I’m happy that he finally has a place he can call home, but I don’t believe for a second that he’s been alone all this time, and I hate that some other girl is the one who got to sleep in his bed first. Or at all.
“I actually got an email from Van last night,” I say, showing Rowan my phone to distract us both. This will make her happy, and hopefully that will help me block Joel from my mind for another five minutes. If I take life five minutes at a time, maybe I’ll never need to think of him again.
“From Van?” she asks.
“He wanted to let me know he finally got in touch with his marketing people. I got an email from them half an hour later with a contract attached.”
“Seriously?” she says, her face lighting up. “You’re going to make T-shirts for Cutting the Line?”

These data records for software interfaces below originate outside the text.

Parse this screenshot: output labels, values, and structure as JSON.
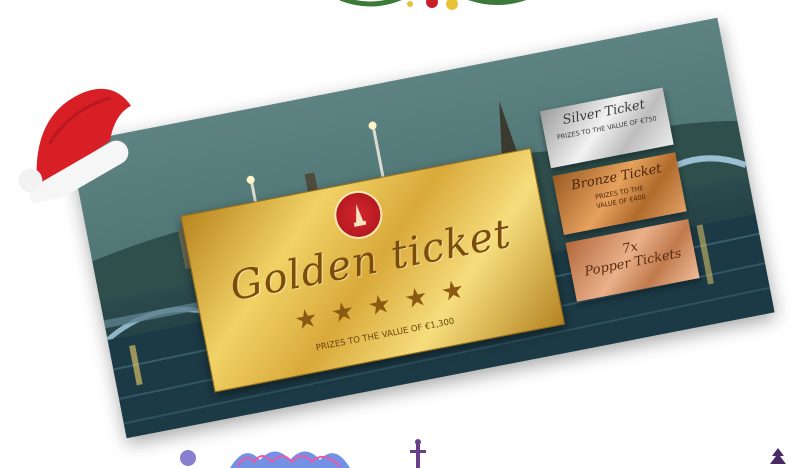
{
  "banner": {
    "golden_ticket": {
      "title": "Golden ticket",
      "star_count": 5,
      "prize_text": "PRIZES TO THE VALUE OF €1,300"
    },
    "silver_ticket": {
      "title": "Silver Ticket",
      "prize_text": "PRIZES TO THE VALUE OF €750"
    },
    "bronze_ticket": {
      "title": "Bronze Ticket",
      "prize_text_line1": "PRIZES TO THE",
      "prize_text_line2": "VALUE OF €400"
    },
    "popper_tickets": {
      "count_text": "7x",
      "title": "Popper Tickets"
    }
  },
  "colors": {
    "gold": "#e7c052",
    "silver": "#d9d9d9",
    "bronze": "#c9803f",
    "copper": "#d89a70",
    "hat_red": "#d81f26"
  },
  "icons": [
    "santa-hat-icon",
    "lighthouse-logo-icon",
    "star-icon",
    "garland-icon",
    "ornament-icon"
  ]
}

I force another smile, hoping it looks as excited and genuine as hers. Last night, when I got the email, I should have danced, screamed, called my best friend and freaked the hell out. Instead, I burst into tears.
All I could think was, This should make me happy. I should be happy. Why am I not happy? But there I was, crying into a box of tissues.
“Yep,” I answer. “Van actually came through.”
“How are you not freaking out?!” she asks.
“I did, believe me.”
“Did you sign the contract yet?”
“I wanted to sleep on it, but I’m going to.”
Rowan slides back into her own seat as we talk about the terms. Van told me not to be afraid to negotiate any I didn’t like, but the contract was more than generous. Based on the time it takes me to make the shirts, I’ll be making nearly triple minimum wage. My “brand” will also be featured on the band’s website and at their merchandise booth. They want me to send a picture and a bio and make it a whole big thing.
“I think I might also apply to fashion school,” I add, and Rowan’s eyes get big.
Nikki and Molly had been the first to suggest it, and Joel had been the last. “Yeah, maybe. I mean, it’s just something I’m thinking of. I—”
“I think you should do it,” Rowan says. “You’d be really good at it, Dee.”
“You think so?”
“I know so.” She presses the heels of her palms against her eyes when she starts getting choked up again. “I still don’t want you to go though.”
“I know,” I say, because we both know I’m going to anyway.
“I’ll miss you.”
I give her a weak smile. “Nah, you’re going to hate me when you realize what this means.”
She pulls her hands away from her eyes, and I manage a sincere smirk in her direction.
“You’re going to have to tell your parents about you living with Adam.”
OUR FINAL WEEK in the apartment, Rowan spends every night either in my bed or camped out with me in the living room. We build a massive fort out of pillows and blankets and leave it up until it’s time to pack everything away.